  • In “put up or shut up” time, Laurent Robinson has been awful quiet. Do you remember when Robinson’s burst, vision and hands made him look like the best Rams player on the field, in the early games of last season? I do, but that memory is fading faster each week. After a pretty anonymous preseason, Robinson has had an invisible start to the regular season. He’s been targeted 13 times in two games, but caught only 4 passes for 22 yards. The Rams are damn lucky that Mark Clayton (two touchdown catches today, accounting for the Rams’ only points) fell into their hands. And if I’m making roster decisions next week? I activate Brandon Gibson and sit Robinson down. He’s essentially starting on “legacy” right now, and the Rams can’t afford to have anyone sleepwalking through games the way he has.
  • Fred Robbins knows better than that, right? After seven quarters of very solid play, I’ve backed off my early impressions of the Fred Robbins signing. Clearly, he still has gas in the tank, and he knows how to execute what Spagnuolo wants to do on D-line. But ostensibly, this veteran with a Super Bowl ring is the exemplar of the kind of player who “knows how to win.” So what the %@#& was he doing laying hands on Gradkowski well after the end of a crucial 4th quarter play? The refs were painting the field yellow all afternoon, did he honestly think he could get away with that? Never mind the difference in physicality between Rolando McClain’s Mortal Kombat tackle and Robbins’ love tap, at least McClain was going after a guy with the ball in his hand.
  • My patience with Mike Karney is hanging by a thread. I am beginning to seriously doubt whether Karney belongs on this football team. His lead blocking is so-so at best, and Steven Jackson often appears more comfortable cutting back away from the block anyway. And his attempts at blitz pickup were almost laughable, if you don’t mind laughing to keep from crying. The Saints seem to be doing fine without him…
  • After pummeling Derek Anderson, the Rams only hit the Raiders’ quarterbacks 4 times … and one of those was Robbins’ shove of frustration. I expected a big game for George Selvie, but the mammoth Oakland line simply swallowed him up. James Hall is good for a few good rushes per game, but the Rams need Selvie to step up and take the starting job, allowing Hall to be used on third downs only. And why again did we cut Jermelle Cudjo? I can’t help but think he could have been useful yesterday.

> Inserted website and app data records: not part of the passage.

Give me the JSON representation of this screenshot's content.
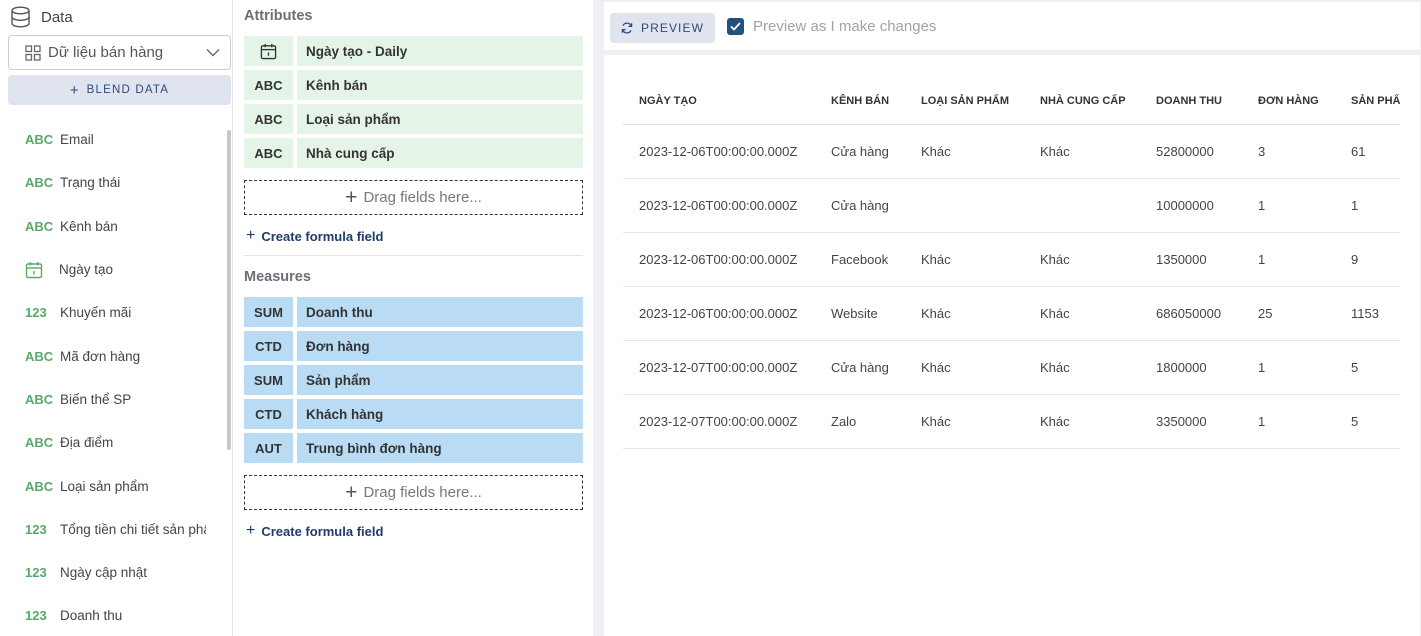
{
  "data_panel": {
    "title": "Data",
    "datasource": "Dữ liệu bán hàng",
    "blend_label": "BLEND DATA",
    "fields": [
      {
        "type": "ABC",
        "name": "Email"
      },
      {
        "type": "ABC",
        "name": "Trạng thái"
      },
      {
        "type": "ABC",
        "name": "Kênh bán"
      },
      {
        "type": "date",
        "name": "Ngày tạo"
      },
      {
        "type": "123",
        "name": "Khuyến mãi"
      },
      {
        "type": "ABC",
        "name": "Mã đơn hàng"
      },
      {
        "type": "ABC",
        "name": "Biến thể SP"
      },
      {
        "type": "ABC",
        "name": "Địa điểm"
      },
      {
        "type": "ABC",
        "name": "Loại sản phẩm"
      },
      {
        "type": "123",
        "name": "Tổng tiền chi tiết sản phẩm"
      },
      {
        "type": "123",
        "name": "Ngày cập nhật"
      },
      {
        "type": "123",
        "name": "Doanh thu"
      }
    ]
  },
  "attributes": {
    "title": "Attributes",
    "items": [
      {
        "tag": "date",
        "name": "Ngày tạo - Daily"
      },
      {
        "tag": "ABC",
        "name": "Kênh bán"
      },
      {
        "tag": "ABC",
        "name": "Loại sản phẩm"
      },
      {
        "tag": "ABC",
        "name": "Nhà cung cấp"
      }
    ],
    "drop_label": "Drag fields here...",
    "formula_label": "Create formula field"
  },
  "measures": {
    "title": "Measures",
    "items": [
      {
        "tag": "SUM",
        "name": "Doanh thu"
      },
      {
        "tag": "CTD",
        "name": "Đơn hàng"
      },
      {
        "tag": "SUM",
        "name": "Sản phẩm"
      },
      {
        "tag": "CTD",
        "name": "Khách hàng"
      },
      {
        "tag": "AUT",
        "name": "Trung bình đơn hàng"
      }
    ],
    "drop_label": "Drag fields here...",
    "formula_label": "Create formula field"
  },
  "preview": {
    "button_label": "PREVIEW",
    "checkbox_label": "Preview as I make changes",
    "checkbox_checked": true,
    "columns": [
      "NGÀY TẠO",
      "KÊNH BÁN",
      "LOẠI SẢN PHẨM",
      "NHÀ CUNG CẤP",
      "DOANH THU",
      "ĐƠN HÀNG",
      "SẢN PHẨM"
    ],
    "rows": [
      [
        "2023-12-06T00:00:00.000Z",
        "Cửa hàng",
        "Khác",
        "Khác",
        "52800000",
        "3",
        "61"
      ],
      [
        "2023-12-06T00:00:00.000Z",
        "Cửa hàng",
        "",
        "",
        "10000000",
        "1",
        "1"
      ],
      [
        "2023-12-06T00:00:00.000Z",
        "Facebook",
        "Khác",
        "Khác",
        "1350000",
        "1",
        "9"
      ],
      [
        "2023-12-06T00:00:00.000Z",
        "Website",
        "Khác",
        "Khác",
        "686050000",
        "25",
        "1153"
      ],
      [
        "2023-12-07T00:00:00.000Z",
        "Cửa hàng",
        "Khác",
        "Khác",
        "1800000",
        "1",
        "5"
      ],
      [
        "2023-12-07T00:00:00.000Z",
        "Zalo",
        "Khác",
        "Khác",
        "3350000",
        "1",
        "5"
      ]
    ]
  },
  "colors": {
    "attribute_pill": "#e4f4e7",
    "measure_pill": "#b9dcf4",
    "accent": "#24507f",
    "field_type": "#5aa86a"
  }
}
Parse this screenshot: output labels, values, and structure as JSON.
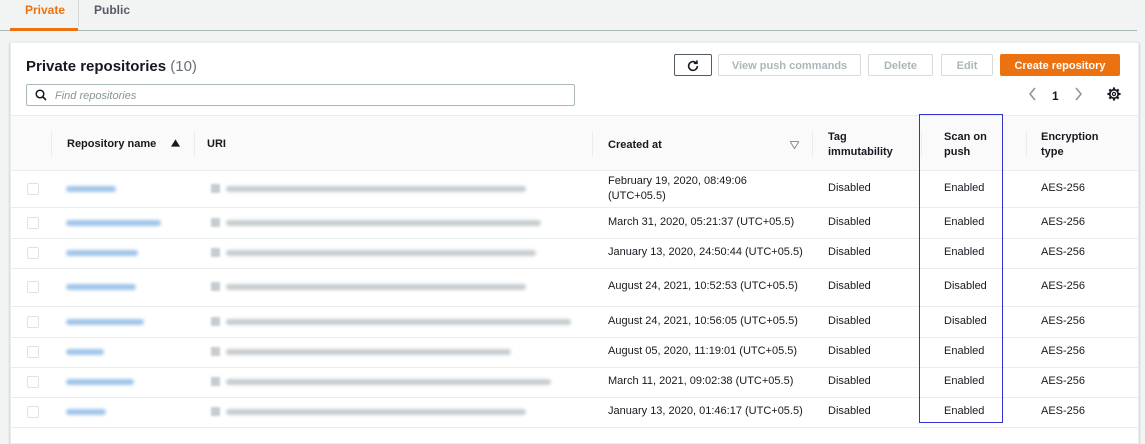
{
  "tabs": [
    {
      "label": "Private",
      "active": true
    },
    {
      "label": "Public",
      "active": false
    }
  ],
  "panel": {
    "title": "Private repositories",
    "count": "(10)"
  },
  "toolbar": {
    "view_push_commands": "View push commands",
    "delete": "Delete",
    "edit": "Edit",
    "create_repository": "Create repository"
  },
  "search": {
    "placeholder": "Find repositories",
    "value": ""
  },
  "pagination": {
    "current_page": "1"
  },
  "columns": {
    "repository_name": "Repository name",
    "uri": "URI",
    "created_at": "Created at",
    "tag_immutability_1": "Tag",
    "tag_immutability_2": "immutability",
    "scan_on_push_1": "Scan on",
    "scan_on_push_2": "push",
    "encryption_1": "Encryption",
    "encryption_2": "type"
  },
  "rows": [
    {
      "created_line1": "February 19, 2020, 08:49:06",
      "created_line2": "(UTC+05.5)",
      "tag": "Disabled",
      "scan": "Enabled",
      "enc": "AES-256"
    },
    {
      "created_line1": "March 31, 2020, 05:21:37 (UTC+05.5)",
      "created_line2": "",
      "tag": "Disabled",
      "scan": "Enabled",
      "enc": "AES-256"
    },
    {
      "created_line1": "January 13, 2020, 24:50:44 (UTC+05.5)",
      "created_line2": "",
      "tag": "Disabled",
      "scan": "Enabled",
      "enc": "AES-256"
    },
    {
      "created_line1": "August 24, 2021, 10:52:53 (UTC+05.5)",
      "created_line2": "",
      "tag": "Disabled",
      "scan": "Disabled",
      "enc": "AES-256"
    },
    {
      "created_line1": "August 24, 2021, 10:56:05 (UTC+05.5)",
      "created_line2": "",
      "tag": "Disabled",
      "scan": "Disabled",
      "enc": "AES-256"
    },
    {
      "created_line1": "August 05, 2020, 11:19:01 (UTC+05.5)",
      "created_line2": "",
      "tag": "Disabled",
      "scan": "Enabled",
      "enc": "AES-256"
    },
    {
      "created_line1": "March 11, 2021, 09:02:38 (UTC+05.5)",
      "created_line2": "",
      "tag": "Disabled",
      "scan": "Enabled",
      "enc": "AES-256"
    },
    {
      "created_line1": "January 13, 2020, 01:46:17 (UTC+05.5)",
      "created_line2": "",
      "tag": "Disabled",
      "scan": "Enabled",
      "enc": "AES-256"
    }
  ],
  "icons": {
    "refresh": "refresh-icon",
    "search": "search-icon",
    "sort_asc": "sort-ascending-icon",
    "sort_desc": "sort-descending-icon",
    "prev": "chevron-left-icon",
    "next": "chevron-right-icon",
    "settings": "gear-icon"
  },
  "colors": {
    "accent": "#ec7211",
    "highlight": "#3333cc"
  }
}
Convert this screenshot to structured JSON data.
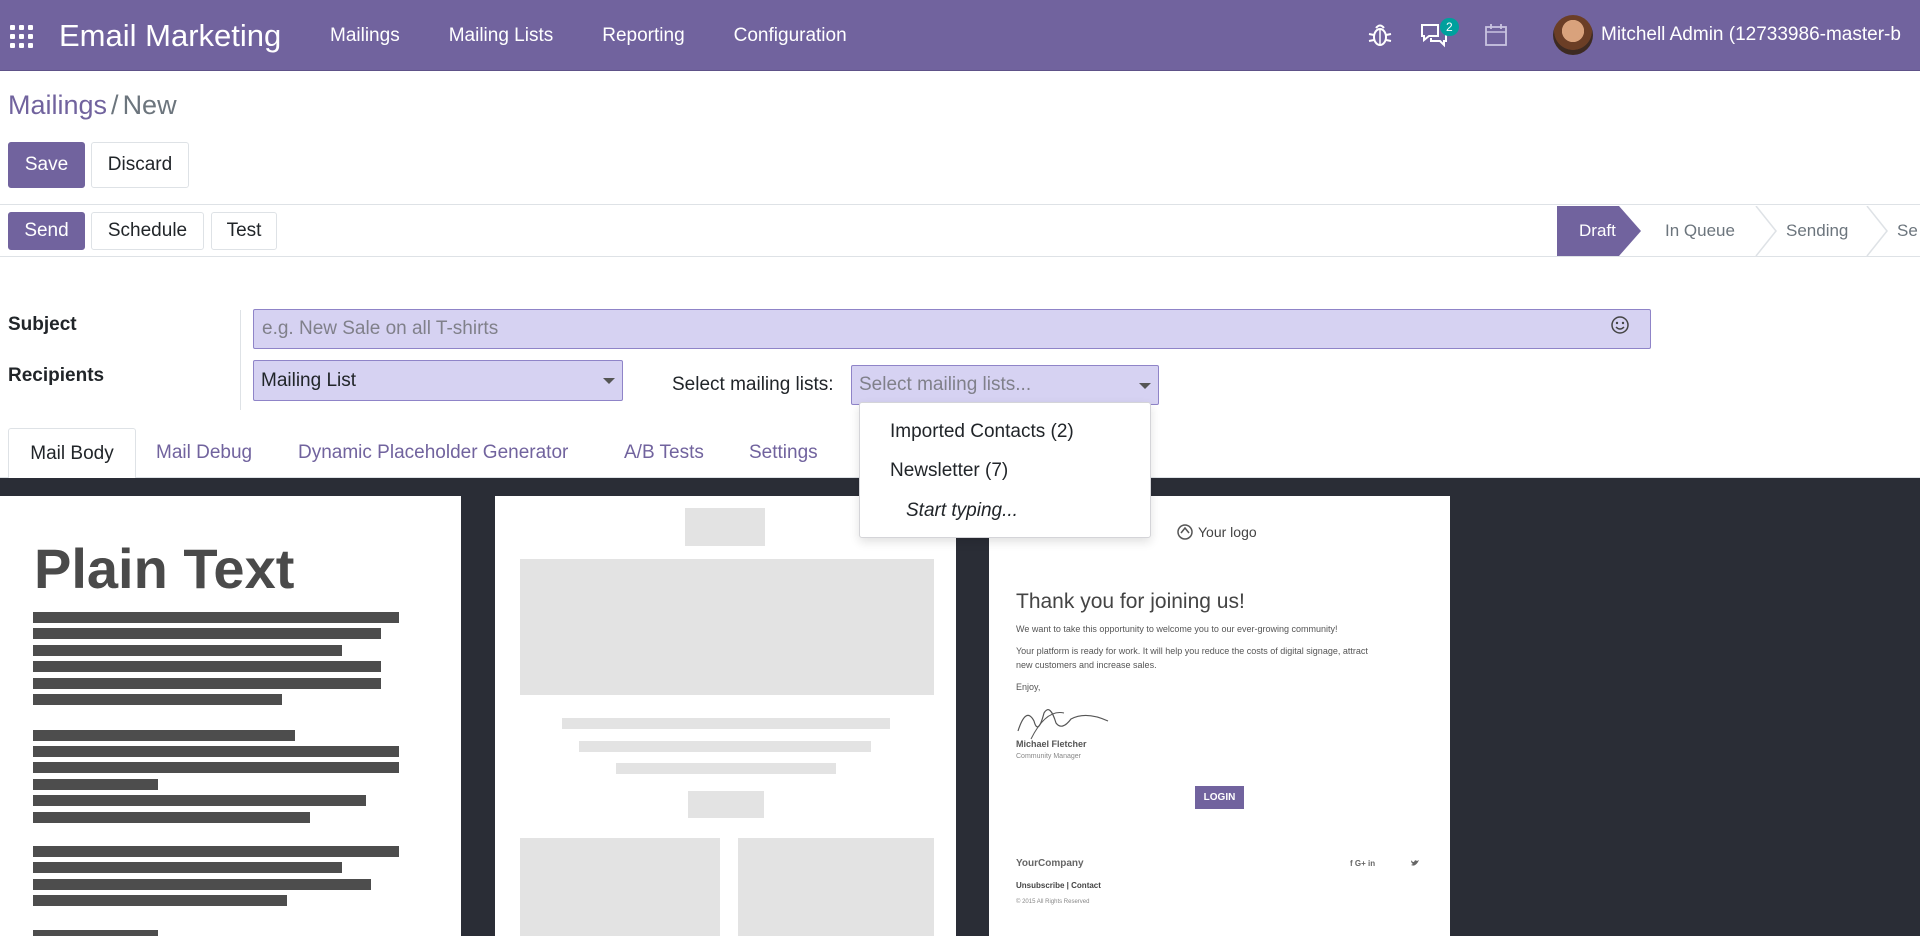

    Meanwhile, did anyone else think it was odd that the Fox announcers spent a good 15 minutes talking to Howie Long during the game, and didn’t ask one question about his son Chris? He was on the field virtually the entire second half… though perhaps if he had given the announcers a reason to call his name, the topic might have come up.

  • Is it safe to assume that the Rams didn’t gameplan for Bruce Gradkowski? Or, more to the point, did they fail to gameplan for a quarterback with a quick release, pocket presence, and snap decision making? Regardless of Gradkowski’s accuracy, which is only okay, it was Gradkowski’s speed in the pocket that made the difference. Quite simply, if the Raiders had left Campbell in the game, they would have lost, and I would be writing a very different story today. But Gradkowski came into the game and simply undressed us, and it opened up the whole field (Darren McFadden suddenly found the going much easier, gaining 110 yards in the second half), and the Rams failed to adjust.

Argh. After a loss like this I could sit here and name goats all day. At least no one is running away with the division yet…